What is your chameleon telling you?
This class consists of a list of behaviors that you might run into with your chameleon. This isn’t necessarily a class to go through from start to finish, but just peruse the behaviors that are listed just to be ready when they happen! And then you know where you can come for an explanation. This class goes hand in hand with the Medical conditions class which is next. In deciding which class to put a certain behavior/situation in a judgement call was made as to whether it was a choice made by the chameleon (behavior) or something that happened to it (Medical). If something is happening and it isn’t listed here then check the medical side!
But before we get to individual behaviors we will meet the three major phases of chameleon life – The Contented Chameleon, The Scared Chameleon, and The Sick Chameleon. By knowing, even at a high level, when you should be concerned, you can get ahead of problems before they are too advanced to treat.
The Content Chameleon
This is a content chameleon. He is relaxed, but alert. He has a powerful grip on the branches that he perches on and, if disturbed, slinks away into the foliage quickly and with great control.
Eyes are constantly scanning the area. Eyes are alert. A healthy chameleon does not have closed eyes during the day.
The tail can be tightly coiled under him or being used as balance in the branches.
You will get use to his resting colors and you will learn what he does when he is stressed. Some chameleons get dark and some chameleons show dramatic spots. What your chameleon shows is a combination of species and individual genetics.
The Scared Chameleon
It is critical to learn the signs of a stressed chameleon. The pictured chameleon is showing all the typical signs. He is showing the following behaviors:
- Brightest Colors to warn away the intruder
- Flattened Body to look as big and imposing as he can
- Puffed Out Gular (Throat) to look as big as possible
- Gaping Jaws to make it clear he means business.
- Front leg up in a protective position.
If you seen any of these signs you know you have a scared chameleon that feels threatened. Ignoring these signs and continuing with whatever you are doing will result in either a bite or a chameleon that gives up and takes on the sick chameleon traits which we will look at next.
The Sick Chameleon
A chameleon will try and hide sickness as long as possible. This is our challenge as chameleon keepers, we must act before we are sure. This sometimes results in wasted vet visits, but those are my favorite types of vet visits.
The most obvious sign of trouble is eyes closed during the day. Add to that sunken eyes or else dark or stressed colors and you know something is wrong. Physical signs such as nose pointed up in the air or, worse, gaping to breathe and it is past time for a veterinary visit.
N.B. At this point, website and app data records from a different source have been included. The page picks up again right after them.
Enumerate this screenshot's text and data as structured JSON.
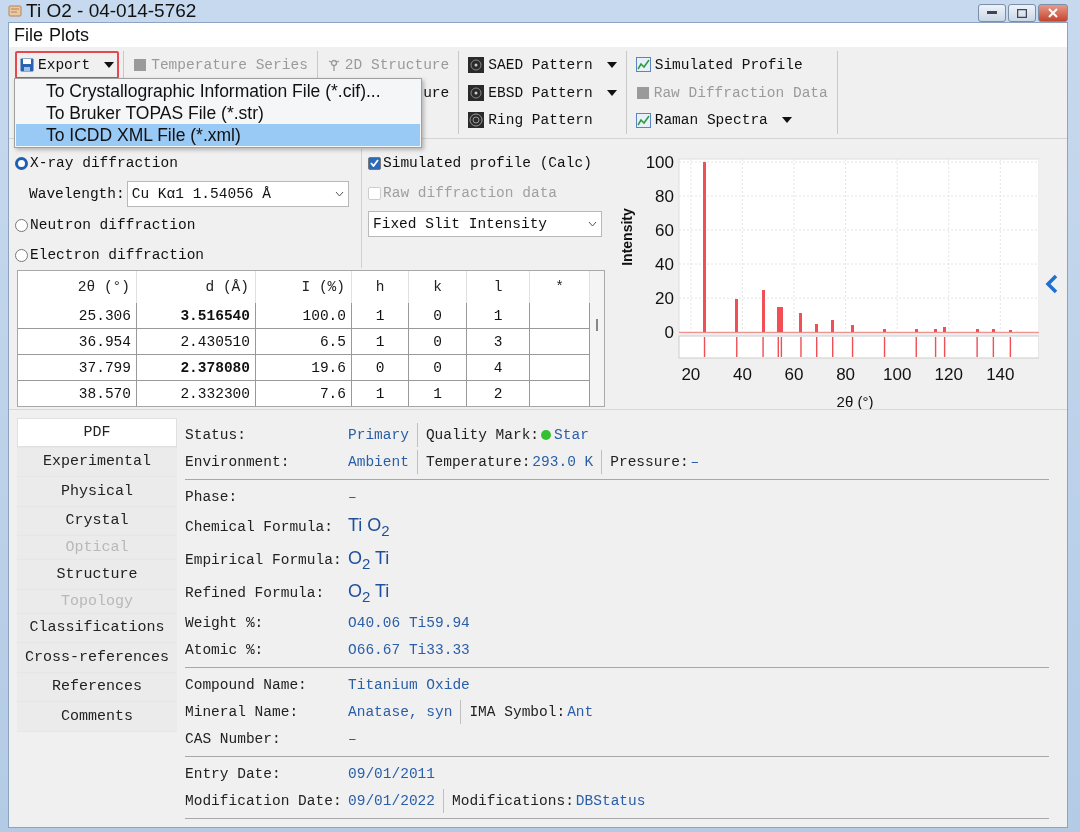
{
  "window": {
    "title": "Ti O2 - 04-014-5762"
  },
  "menu_bar": [
    "File",
    "Plots"
  ],
  "toolbar": {
    "groups": [
      {
        "items": [
          {
            "label": "Export",
            "kind": "save",
            "dropdown": true,
            "disabled": false,
            "highlighted": true
          }
        ]
      },
      {
        "items": [
          {
            "label": "Temperature Series",
            "kind": "block",
            "dropdown": false,
            "disabled": true,
            "highlighted": false
          }
        ]
      },
      {
        "items": [
          {
            "label": "2D Structure",
            "kind": "structure",
            "dropdown": false,
            "disabled": true,
            "highlighted": false
          },
          {
            "label": "ure",
            "kind": "none",
            "dropdown": false,
            "disabled": false,
            "highlighted": false,
            "clipped": true
          }
        ]
      },
      {
        "items": [
          {
            "label": "SAED Pattern",
            "kind": "pattern",
            "dropdown": true,
            "disabled": false,
            "highlighted": false
          },
          {
            "label": "EBSD Pattern",
            "kind": "pattern",
            "dropdown": true,
            "disabled": false,
            "highlighted": false
          },
          {
            "label": "Ring Pattern",
            "kind": "ring",
            "dropdown": false,
            "disabled": false,
            "highlighted": false
          }
        ]
      },
      {
        "items": [
          {
            "label": "Simulated Profile",
            "kind": "profile",
            "dropdown": false,
            "disabled": false,
            "highlighted": false
          },
          {
            "label": "Raw Diffraction Data",
            "kind": "block",
            "dropdown": false,
            "disabled": true,
            "highlighted": false
          },
          {
            "label": "Raman Spectra",
            "kind": "profile",
            "dropdown": true,
            "disabled": false,
            "highlighted": false
          }
        ]
      }
    ]
  },
  "export_menu": [
    {
      "label": "To Crystallographic Information File (*.cif)...",
      "selected": false
    },
    {
      "label": "To Bruker TOPAS File (*.str)",
      "selected": false
    },
    {
      "label": "To ICDD XML File (*.xml)",
      "selected": true
    }
  ],
  "diffraction": {
    "radios": [
      {
        "label": "X-ray diffraction",
        "selected": true
      },
      {
        "label": "Neutron diffraction",
        "selected": false
      },
      {
        "label": "Electron diffraction",
        "selected": false
      }
    ],
    "wavelength": {
      "label": "Wavelength:",
      "value": "Cu Kα1 1.54056 Å"
    }
  },
  "profile_options": {
    "checkboxes": [
      {
        "label": "Simulated profile (Calc)",
        "checked": true,
        "disabled": false
      },
      {
        "label": "Raw diffraction data",
        "checked": false,
        "disabled": true
      }
    ],
    "intensity_select": {
      "value": "Fixed Slit Intensity"
    }
  },
  "peak_table": {
    "columns": [
      "2θ (°)",
      "d (Å)",
      "I (%)",
      "h",
      "k",
      "l",
      "*"
    ],
    "rows": [
      {
        "cells": [
          "25.306",
          "3.516540",
          "100.0",
          "1",
          "0",
          "1",
          ""
        ],
        "emphasized": true
      },
      {
        "cells": [
          "36.954",
          "2.430510",
          "6.5",
          "1",
          "0",
          "3",
          ""
        ],
        "emphasized": false
      },
      {
        "cells": [
          "37.799",
          "2.378080",
          "19.6",
          "0",
          "0",
          "4",
          ""
        ],
        "emphasized": true
      },
      {
        "cells": [
          "38.570",
          "2.332300",
          "7.6",
          "1",
          "1",
          "2",
          ""
        ],
        "emphasized": false
      }
    ]
  },
  "pattern_chart": {
    "chart_data": {
      "type": "bar",
      "xlabel": "2θ (°)",
      "ylabel": "Intensity",
      "grid": true,
      "x": [
        25.3,
        37.8,
        48.0,
        53.9,
        55.1,
        62.7,
        68.8,
        75.0,
        82.7,
        95.1,
        107.4,
        114.9,
        118.4,
        131.0,
        137.3,
        143.9
      ],
      "values": [
        100,
        19.6,
        25,
        15,
        15,
        11,
        5,
        7,
        4,
        2,
        2,
        2,
        3,
        2,
        2,
        1
      ],
      "xlim": [
        15.4,
        155
      ],
      "ylim": [
        0,
        100
      ],
      "xticks": [
        20,
        40,
        60,
        80,
        100,
        120,
        140
      ],
      "yticks": [
        0,
        20,
        40,
        60,
        80,
        100
      ]
    }
  },
  "details_nav": [
    {
      "label": "PDF",
      "selected": true,
      "disabled": false
    },
    {
      "label": "Experimental",
      "selected": false,
      "disabled": false
    },
    {
      "label": "Physical",
      "selected": false,
      "disabled": false
    },
    {
      "label": "Crystal",
      "selected": false,
      "disabled": false
    },
    {
      "label": "Optical",
      "selected": false,
      "disabled": true
    },
    {
      "label": "Structure",
      "selected": false,
      "disabled": false
    },
    {
      "label": "Topology",
      "selected": false,
      "disabled": true
    },
    {
      "label": "Classifications",
      "selected": false,
      "disabled": false
    },
    {
      "label": "Cross-references",
      "selected": false,
      "disabled": false
    },
    {
      "label": "References",
      "selected": false,
      "disabled": false
    },
    {
      "label": "Comments",
      "selected": false,
      "disabled": false
    }
  ],
  "details": [
    {
      "rows": [
        {
          "fields": [
            {
              "label": "Status:",
              "value": "Primary",
              "kind": "text"
            },
            {
              "label": "Quality Mark:",
              "value": "Star",
              "kind": "status",
              "color": "#33c033"
            }
          ]
        },
        {
          "fields": [
            {
              "label": "Environment:",
              "value": "Ambient",
              "kind": "text"
            },
            {
              "label": "Temperature:",
              "value": "293.0 K",
              "kind": "text"
            },
            {
              "label": "Pressure:",
              "value": "–",
              "kind": "text"
            }
          ]
        }
      ]
    },
    {
      "rows": [
        {
          "fields": [
            {
              "label": "Phase:",
              "value": "–",
              "kind": "text"
            }
          ]
        },
        {
          "fields": [
            {
              "label": "Chemical Formula:",
              "value": "Ti O$_{2}$",
              "kind": "formula"
            }
          ]
        },
        {
          "fields": [
            {
              "label": "Empirical Formula:",
              "value": "O$_{2}$ Ti",
              "kind": "formula"
            }
          ]
        },
        {
          "fields": [
            {
              "label": "Refined Formula:",
              "value": "O$_{2}$ Ti",
              "kind": "formula"
            }
          ]
        },
        {
          "fields": [
            {
              "label": "Weight %:",
              "value": "O40.06 Ti59.94",
              "kind": "text"
            }
          ]
        },
        {
          "fields": [
            {
              "label": "Atomic %:",
              "value": "O66.67 Ti33.33",
              "kind": "text"
            }
          ]
        }
      ]
    },
    {
      "rows": [
        {
          "fields": [
            {
              "label": "Compound Name:",
              "value": "Titanium Oxide",
              "kind": "text"
            }
          ]
        },
        {
          "fields": [
            {
              "label": "Mineral Name:",
              "value": "Anatase, syn",
              "kind": "text"
            },
            {
              "label": "IMA Symbol:",
              "value": "Ant",
              "kind": "text"
            }
          ]
        },
        {
          "fields": [
            {
              "label": "CAS Number:",
              "value": "–",
              "kind": "text"
            }
          ]
        }
      ]
    },
    {
      "rows": [
        {
          "fields": [
            {
              "label": "Entry Date:",
              "value": "09/01/2011",
              "kind": "text"
            }
          ]
        },
        {
          "fields": [
            {
              "label": "Modification Date:",
              "value": "09/01/2022",
              "kind": "text"
            },
            {
              "label": "Modifications:",
              "value": "DBStatus",
              "kind": "text"
            }
          ]
        }
      ]
    }
  ]
}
The chameleon eye structure is a great way to gauge the health of the chameleon. Although the cause is often challenging to determine, you can at least know something is off. Chameleons closing their eyes or “sleeping” during the day is one of the most common warning signs of a health or stress issue chameleon keepers encounter.
Sunken eyes are another warning sign. Though this one can be caused by a number of issues from benign to critical so, like any of these situation, the eye condition is not the smoking gun, but the signal that more clues need to be found.
A compromised immune system increases the chance that bacteria will take hold and start an infection. As the most vulnerable location for the chameleon is their lungs, where they breathe in bacteria every breath, respiratory infections are often the result. The first signs of respiratory infections are either the closed eyes or the sticking of the nose into the air. Infections must be dealt with in themselves, but care cannot be considered complete until the source of the lower immunity system is discovered and corrected.
The Chameleon Behavior Reference Encyclopedia
If you have a behavior that is not found here then please check the Medical reference in case it has been listed under that heading.
Chameleon Behavior is a class that is part of the Term 1: Getting Started With Chameleons coursework which gives you a basic exposure to the important issues in chameleon husbandry. Learning about chameleon mannerisms is a stage that every chameleon keeper needs to go through! At times it is hard to tell whether you are looking at a behavior or a medical condition. Generally speaking, if the chameleon has a choice as to what they are doing I place it in the Chameleon Behavior section. If it is something that is happening to the chameleon I place it in the Basic Chameleon Medical Section section. If you did not find a match in in this course then please check the Medical section!